[Items from an interface collection]
☆ ☆ ☆ ☆ ☆ ☆ ☆

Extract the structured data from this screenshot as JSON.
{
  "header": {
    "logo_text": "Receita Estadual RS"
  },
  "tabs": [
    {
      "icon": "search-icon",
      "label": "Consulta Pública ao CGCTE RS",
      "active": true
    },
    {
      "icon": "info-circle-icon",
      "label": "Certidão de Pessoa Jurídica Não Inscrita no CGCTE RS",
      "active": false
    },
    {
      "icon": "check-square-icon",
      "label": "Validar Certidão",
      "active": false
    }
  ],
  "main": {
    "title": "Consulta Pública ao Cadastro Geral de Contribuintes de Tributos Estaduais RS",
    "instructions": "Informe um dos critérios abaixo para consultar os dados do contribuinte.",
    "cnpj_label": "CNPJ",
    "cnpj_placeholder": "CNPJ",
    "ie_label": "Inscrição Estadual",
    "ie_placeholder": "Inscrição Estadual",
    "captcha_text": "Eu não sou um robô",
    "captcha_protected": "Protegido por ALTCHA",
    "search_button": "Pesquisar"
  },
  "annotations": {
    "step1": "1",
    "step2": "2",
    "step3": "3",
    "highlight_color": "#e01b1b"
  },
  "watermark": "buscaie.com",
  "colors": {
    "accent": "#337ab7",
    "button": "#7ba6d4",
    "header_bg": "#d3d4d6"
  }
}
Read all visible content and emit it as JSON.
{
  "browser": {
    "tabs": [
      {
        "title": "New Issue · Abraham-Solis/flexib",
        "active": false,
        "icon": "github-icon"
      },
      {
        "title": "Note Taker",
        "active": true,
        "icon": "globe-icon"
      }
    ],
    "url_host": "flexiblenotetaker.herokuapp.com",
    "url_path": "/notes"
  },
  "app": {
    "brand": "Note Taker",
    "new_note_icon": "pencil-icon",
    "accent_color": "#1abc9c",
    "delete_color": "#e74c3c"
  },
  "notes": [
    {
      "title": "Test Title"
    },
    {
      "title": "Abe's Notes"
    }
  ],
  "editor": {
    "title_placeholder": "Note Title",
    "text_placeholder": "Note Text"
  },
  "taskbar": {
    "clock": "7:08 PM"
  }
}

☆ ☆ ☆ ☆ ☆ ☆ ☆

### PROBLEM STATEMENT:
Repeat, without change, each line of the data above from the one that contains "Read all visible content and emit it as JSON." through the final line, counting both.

### EXPECTED ANSWER:
Read all visible content and emit it as JSON.
{
  "browser": {
    "tabs": [
      {
        "title": "New Issue · Abraham-Solis/flexib",
        "active": false,
        "icon": "github-icon"
      },
      {
        "title": "Note Taker",
        "active": true,
        "icon": "globe-icon"
      }
    ],
    "url_host": "flexiblenotetaker.herokuapp.com",
    "url_path": "/notes"
  },
  "app": {
    "brand": "Note Taker",
    "new_note_icon": "pencil-icon",
    "accent_color": "#1abc9c",
    "delete_color": "#e74c3c"
  },
  "notes": [
    {
      "title": "Test Title"
    },
    {
      "title": "Abe's Notes"
    }
  ],
  "editor": {
    "title_placeholder": "Note Title",
    "text_placeholder": "Note Text"
  },
  "taskbar": {
    "clock": "7:08 PM"
  }
}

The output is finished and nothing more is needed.